Gather all lines in the entries that include the word "bundle".

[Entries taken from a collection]
┌──
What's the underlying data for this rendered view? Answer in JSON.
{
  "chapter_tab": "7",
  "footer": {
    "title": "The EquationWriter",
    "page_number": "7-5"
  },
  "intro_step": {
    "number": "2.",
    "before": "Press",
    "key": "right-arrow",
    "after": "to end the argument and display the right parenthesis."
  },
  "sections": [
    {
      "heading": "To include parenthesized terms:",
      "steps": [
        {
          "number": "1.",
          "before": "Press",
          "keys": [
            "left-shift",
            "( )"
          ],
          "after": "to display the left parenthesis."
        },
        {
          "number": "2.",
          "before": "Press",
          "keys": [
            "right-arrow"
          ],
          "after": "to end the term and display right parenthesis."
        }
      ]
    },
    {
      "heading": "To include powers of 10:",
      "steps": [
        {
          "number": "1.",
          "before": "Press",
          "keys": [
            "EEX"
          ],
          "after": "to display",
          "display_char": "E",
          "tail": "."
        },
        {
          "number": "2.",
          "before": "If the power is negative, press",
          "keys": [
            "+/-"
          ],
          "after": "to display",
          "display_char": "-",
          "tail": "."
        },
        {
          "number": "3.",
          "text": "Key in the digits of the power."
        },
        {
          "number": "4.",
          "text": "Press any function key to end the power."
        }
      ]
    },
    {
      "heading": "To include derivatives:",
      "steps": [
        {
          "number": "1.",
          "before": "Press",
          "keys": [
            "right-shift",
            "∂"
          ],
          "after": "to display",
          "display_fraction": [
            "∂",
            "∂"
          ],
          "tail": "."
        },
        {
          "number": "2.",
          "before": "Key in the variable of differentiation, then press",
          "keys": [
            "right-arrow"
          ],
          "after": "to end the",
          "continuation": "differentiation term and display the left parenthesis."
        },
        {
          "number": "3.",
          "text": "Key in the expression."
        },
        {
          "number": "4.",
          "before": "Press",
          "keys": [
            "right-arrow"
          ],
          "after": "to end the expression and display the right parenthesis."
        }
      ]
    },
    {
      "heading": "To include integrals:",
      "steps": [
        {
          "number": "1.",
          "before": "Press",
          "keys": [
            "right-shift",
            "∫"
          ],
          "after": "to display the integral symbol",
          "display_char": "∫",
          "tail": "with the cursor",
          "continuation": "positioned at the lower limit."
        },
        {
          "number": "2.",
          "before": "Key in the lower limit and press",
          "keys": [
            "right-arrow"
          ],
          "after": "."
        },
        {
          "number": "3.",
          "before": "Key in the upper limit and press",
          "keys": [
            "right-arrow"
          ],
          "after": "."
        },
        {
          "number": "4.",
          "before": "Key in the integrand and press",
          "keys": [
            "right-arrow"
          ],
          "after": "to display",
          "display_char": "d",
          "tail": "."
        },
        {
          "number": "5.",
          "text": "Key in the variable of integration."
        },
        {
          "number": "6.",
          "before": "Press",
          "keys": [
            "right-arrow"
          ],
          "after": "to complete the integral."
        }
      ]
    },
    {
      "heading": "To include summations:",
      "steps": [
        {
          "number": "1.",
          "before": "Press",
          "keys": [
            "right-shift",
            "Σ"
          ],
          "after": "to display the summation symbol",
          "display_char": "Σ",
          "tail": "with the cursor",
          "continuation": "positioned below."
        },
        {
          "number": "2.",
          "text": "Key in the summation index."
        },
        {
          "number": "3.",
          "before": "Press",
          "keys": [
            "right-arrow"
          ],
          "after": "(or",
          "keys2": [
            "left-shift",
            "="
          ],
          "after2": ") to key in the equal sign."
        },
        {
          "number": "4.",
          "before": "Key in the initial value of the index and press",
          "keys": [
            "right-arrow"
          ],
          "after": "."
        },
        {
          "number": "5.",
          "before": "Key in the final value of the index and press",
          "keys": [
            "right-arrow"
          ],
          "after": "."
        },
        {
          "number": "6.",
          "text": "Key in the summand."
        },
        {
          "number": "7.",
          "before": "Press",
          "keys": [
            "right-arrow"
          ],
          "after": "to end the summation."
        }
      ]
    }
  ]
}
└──
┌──
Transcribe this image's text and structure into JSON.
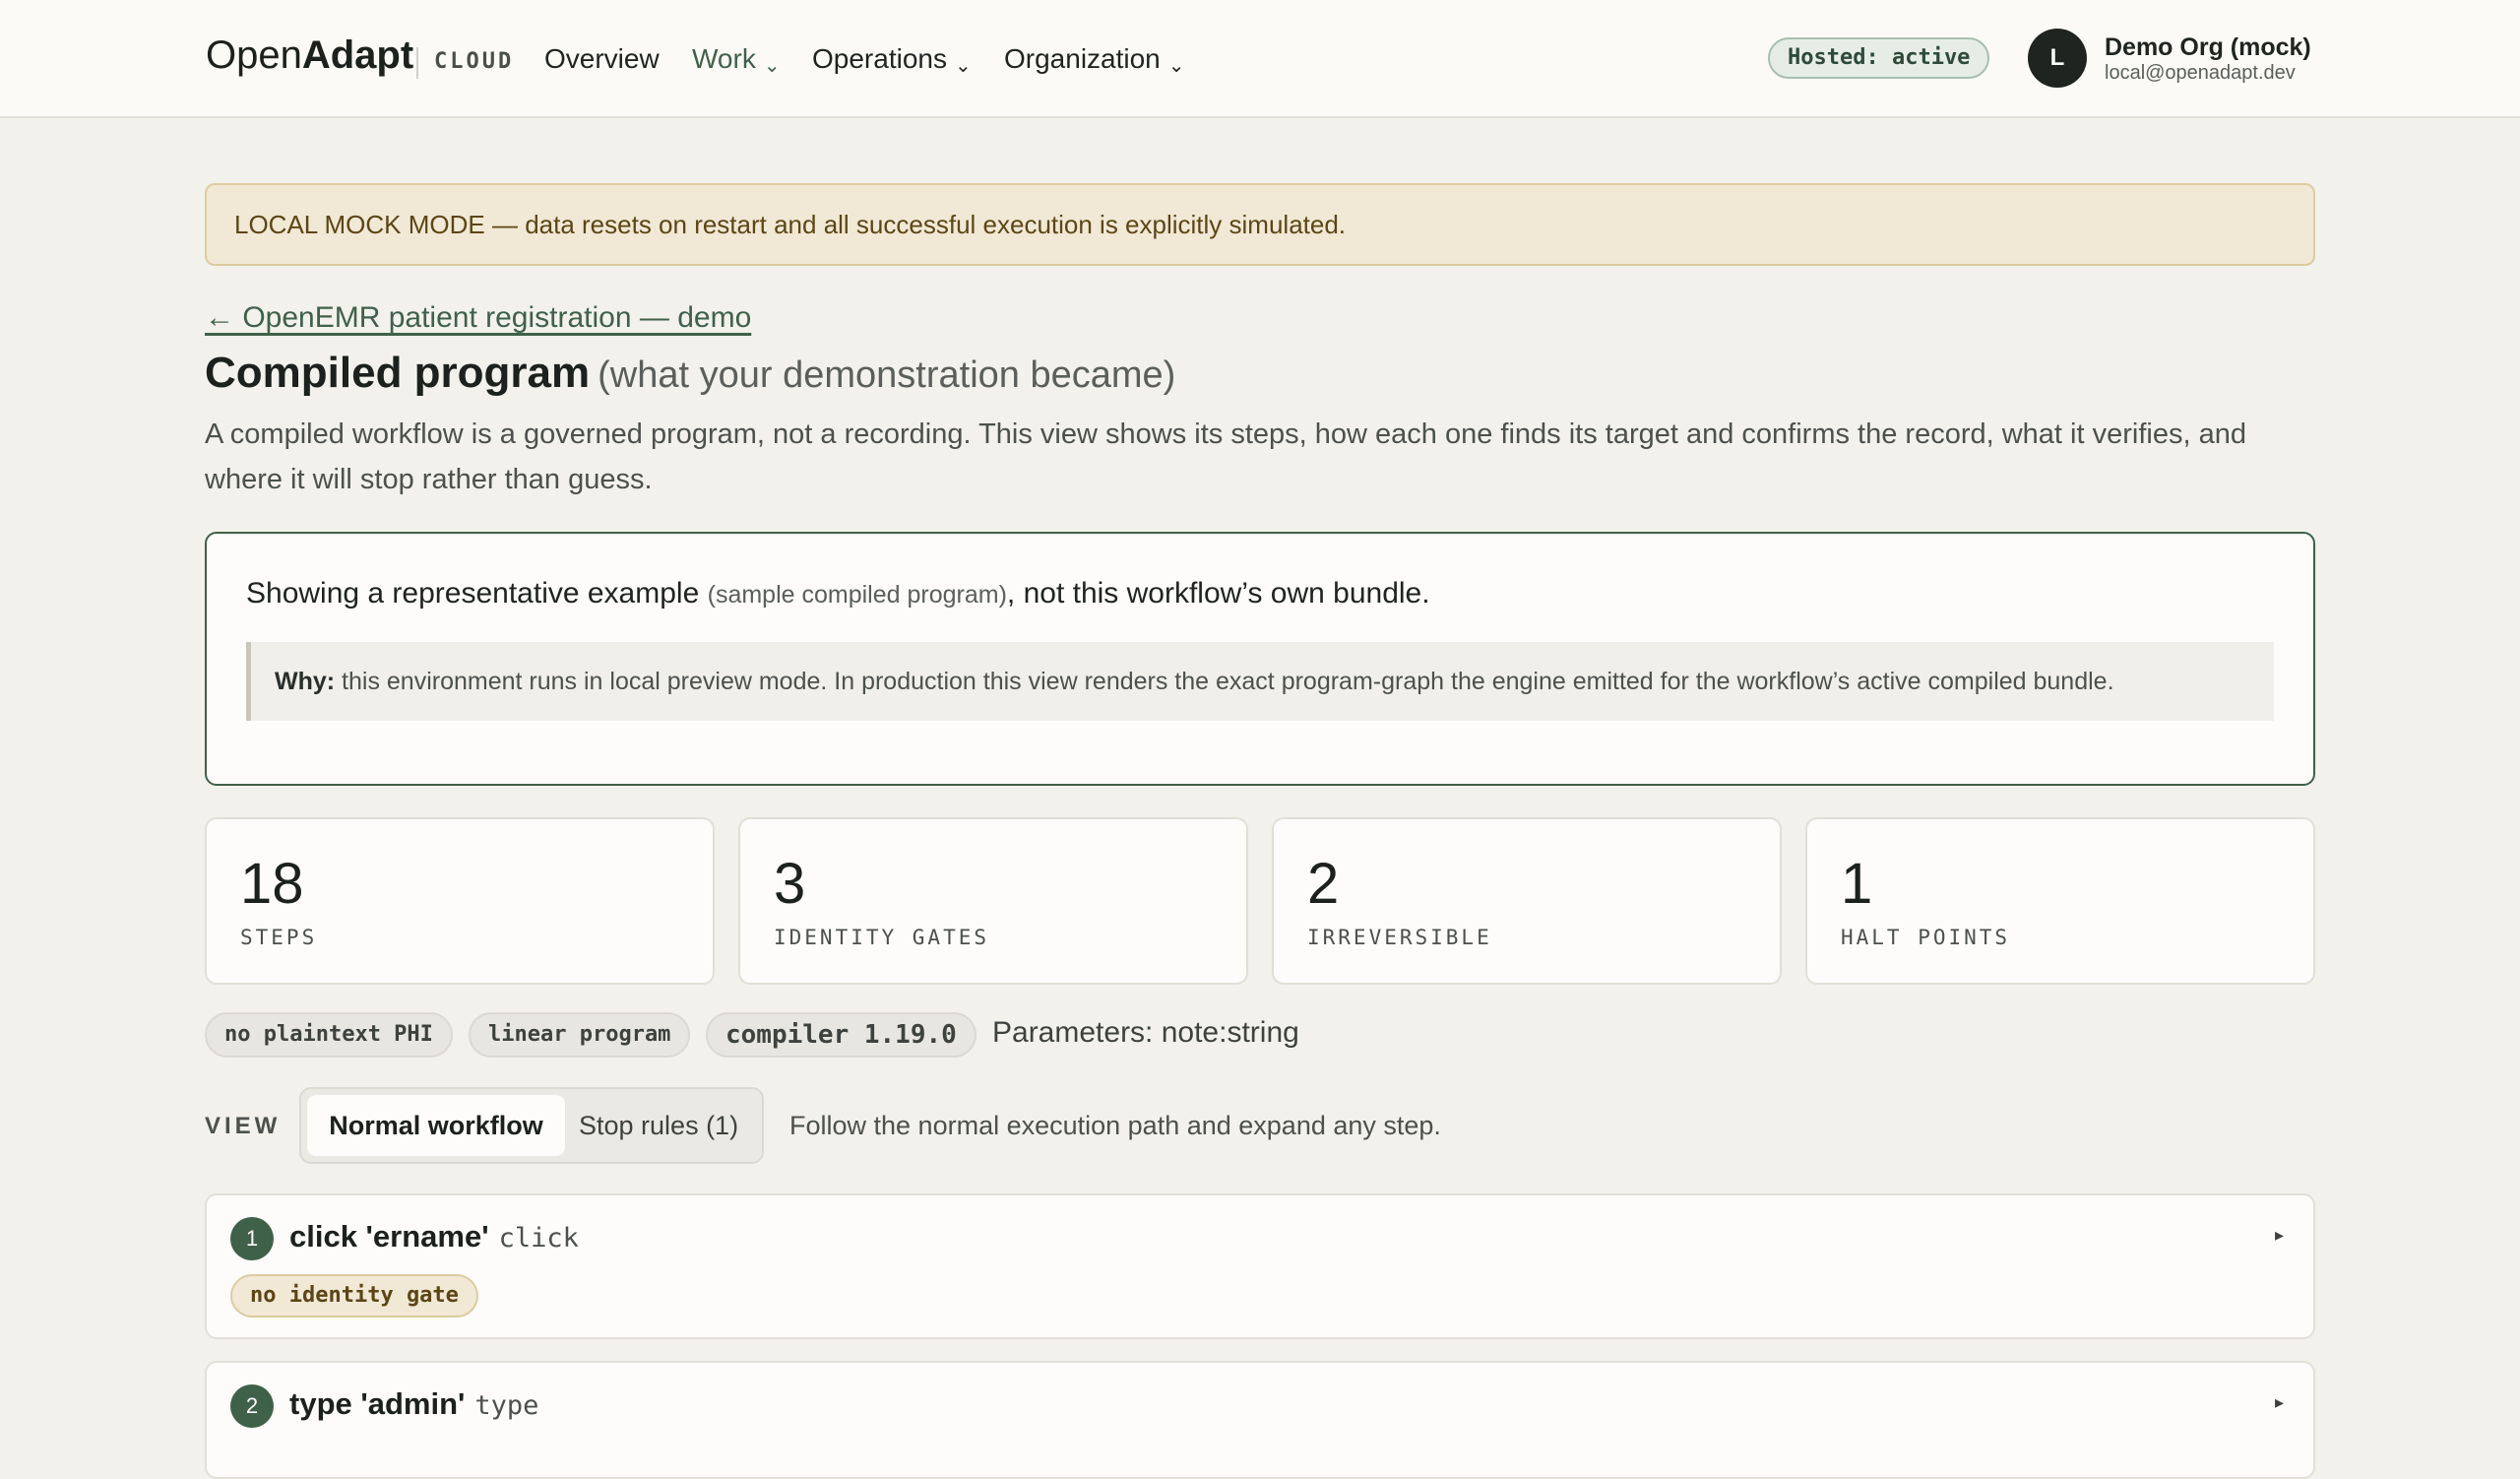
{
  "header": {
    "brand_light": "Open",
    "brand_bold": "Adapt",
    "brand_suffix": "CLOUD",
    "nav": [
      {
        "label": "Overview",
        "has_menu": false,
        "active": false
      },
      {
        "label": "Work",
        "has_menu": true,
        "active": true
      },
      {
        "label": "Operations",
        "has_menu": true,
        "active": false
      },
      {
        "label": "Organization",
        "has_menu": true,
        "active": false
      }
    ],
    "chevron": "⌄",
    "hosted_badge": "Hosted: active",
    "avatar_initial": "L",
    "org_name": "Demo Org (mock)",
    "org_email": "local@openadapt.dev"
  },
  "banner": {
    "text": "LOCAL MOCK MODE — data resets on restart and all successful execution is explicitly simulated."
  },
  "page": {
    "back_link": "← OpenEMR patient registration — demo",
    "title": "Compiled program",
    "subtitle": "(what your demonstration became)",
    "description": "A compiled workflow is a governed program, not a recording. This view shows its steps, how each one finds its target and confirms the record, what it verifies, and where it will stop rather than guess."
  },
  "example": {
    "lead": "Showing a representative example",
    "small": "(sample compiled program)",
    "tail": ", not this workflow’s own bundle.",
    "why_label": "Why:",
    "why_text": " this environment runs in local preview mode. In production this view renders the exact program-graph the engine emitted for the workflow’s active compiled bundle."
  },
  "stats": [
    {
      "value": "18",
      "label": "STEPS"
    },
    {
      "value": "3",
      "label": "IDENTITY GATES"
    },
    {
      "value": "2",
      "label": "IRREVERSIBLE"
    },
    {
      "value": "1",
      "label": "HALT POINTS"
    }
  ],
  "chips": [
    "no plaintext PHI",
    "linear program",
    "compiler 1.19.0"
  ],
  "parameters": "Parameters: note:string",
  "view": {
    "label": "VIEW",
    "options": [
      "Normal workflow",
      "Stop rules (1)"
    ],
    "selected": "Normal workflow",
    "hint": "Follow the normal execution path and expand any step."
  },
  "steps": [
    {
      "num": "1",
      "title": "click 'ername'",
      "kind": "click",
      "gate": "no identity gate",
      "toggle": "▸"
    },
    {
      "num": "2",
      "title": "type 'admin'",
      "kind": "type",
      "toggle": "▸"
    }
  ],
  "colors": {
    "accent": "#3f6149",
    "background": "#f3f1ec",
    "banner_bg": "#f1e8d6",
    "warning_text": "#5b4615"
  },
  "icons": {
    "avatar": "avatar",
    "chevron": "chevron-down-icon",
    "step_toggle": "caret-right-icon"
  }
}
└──
● Written solution
    "tail": ", not this workflow’s own bundle.",
    "why_text": " this environment runs in local preview mode. In production this view renders the exact program-graph the engine emitted for the workflow’s active compiled bundle."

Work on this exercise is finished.